(Exercise description):
Gather the lines below that include the string "name", copying each in full.

-- Exercise materials follows --

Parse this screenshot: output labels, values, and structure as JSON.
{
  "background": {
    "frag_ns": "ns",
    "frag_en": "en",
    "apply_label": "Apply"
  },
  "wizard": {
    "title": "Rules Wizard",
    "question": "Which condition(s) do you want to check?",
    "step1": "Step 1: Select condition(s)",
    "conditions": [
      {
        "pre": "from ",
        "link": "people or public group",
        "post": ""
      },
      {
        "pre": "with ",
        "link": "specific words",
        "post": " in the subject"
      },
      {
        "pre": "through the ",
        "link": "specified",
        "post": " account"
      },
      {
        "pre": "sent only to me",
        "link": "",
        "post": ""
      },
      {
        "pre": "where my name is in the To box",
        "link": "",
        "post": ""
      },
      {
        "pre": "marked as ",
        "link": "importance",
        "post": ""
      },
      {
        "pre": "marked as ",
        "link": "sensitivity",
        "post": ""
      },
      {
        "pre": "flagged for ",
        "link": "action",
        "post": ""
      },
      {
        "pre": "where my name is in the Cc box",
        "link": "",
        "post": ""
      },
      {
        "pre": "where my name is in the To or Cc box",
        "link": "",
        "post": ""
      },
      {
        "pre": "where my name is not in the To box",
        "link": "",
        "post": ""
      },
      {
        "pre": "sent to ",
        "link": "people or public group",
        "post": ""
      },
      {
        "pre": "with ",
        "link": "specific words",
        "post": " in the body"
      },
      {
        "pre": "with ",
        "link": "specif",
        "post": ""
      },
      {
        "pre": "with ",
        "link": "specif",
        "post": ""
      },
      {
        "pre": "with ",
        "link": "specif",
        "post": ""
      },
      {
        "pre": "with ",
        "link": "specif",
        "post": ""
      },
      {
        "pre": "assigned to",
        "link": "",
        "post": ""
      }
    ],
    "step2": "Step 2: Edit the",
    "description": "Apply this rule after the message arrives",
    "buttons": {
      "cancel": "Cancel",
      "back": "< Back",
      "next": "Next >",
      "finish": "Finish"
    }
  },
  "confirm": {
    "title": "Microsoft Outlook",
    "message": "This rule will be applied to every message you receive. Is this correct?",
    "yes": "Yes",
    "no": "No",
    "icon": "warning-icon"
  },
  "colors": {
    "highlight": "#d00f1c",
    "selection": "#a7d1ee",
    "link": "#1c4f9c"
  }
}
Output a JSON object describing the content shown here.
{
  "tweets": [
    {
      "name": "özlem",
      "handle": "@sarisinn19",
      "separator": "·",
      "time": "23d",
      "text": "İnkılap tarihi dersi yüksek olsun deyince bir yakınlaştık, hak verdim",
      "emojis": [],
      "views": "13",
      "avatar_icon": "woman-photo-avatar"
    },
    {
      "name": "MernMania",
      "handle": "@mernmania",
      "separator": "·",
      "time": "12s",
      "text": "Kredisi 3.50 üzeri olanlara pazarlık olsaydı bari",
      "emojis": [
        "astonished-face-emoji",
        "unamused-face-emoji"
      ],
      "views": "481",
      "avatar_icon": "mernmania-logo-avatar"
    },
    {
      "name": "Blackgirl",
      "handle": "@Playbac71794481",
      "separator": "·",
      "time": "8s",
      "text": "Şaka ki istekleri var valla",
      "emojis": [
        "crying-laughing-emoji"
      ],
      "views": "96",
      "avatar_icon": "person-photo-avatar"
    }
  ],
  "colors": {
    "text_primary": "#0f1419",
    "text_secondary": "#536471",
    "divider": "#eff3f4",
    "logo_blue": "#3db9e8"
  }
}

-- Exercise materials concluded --

(Written answer):
        "pre": "where my name is in the To box",
        "pre": "where my name is in the Cc box",
        "pre": "where my name is in the To or Cc box",
        "pre": "where my name is not in the To box",
      "name": "özlem",
      "name": "MernMania",
      "name": "Blackgirl",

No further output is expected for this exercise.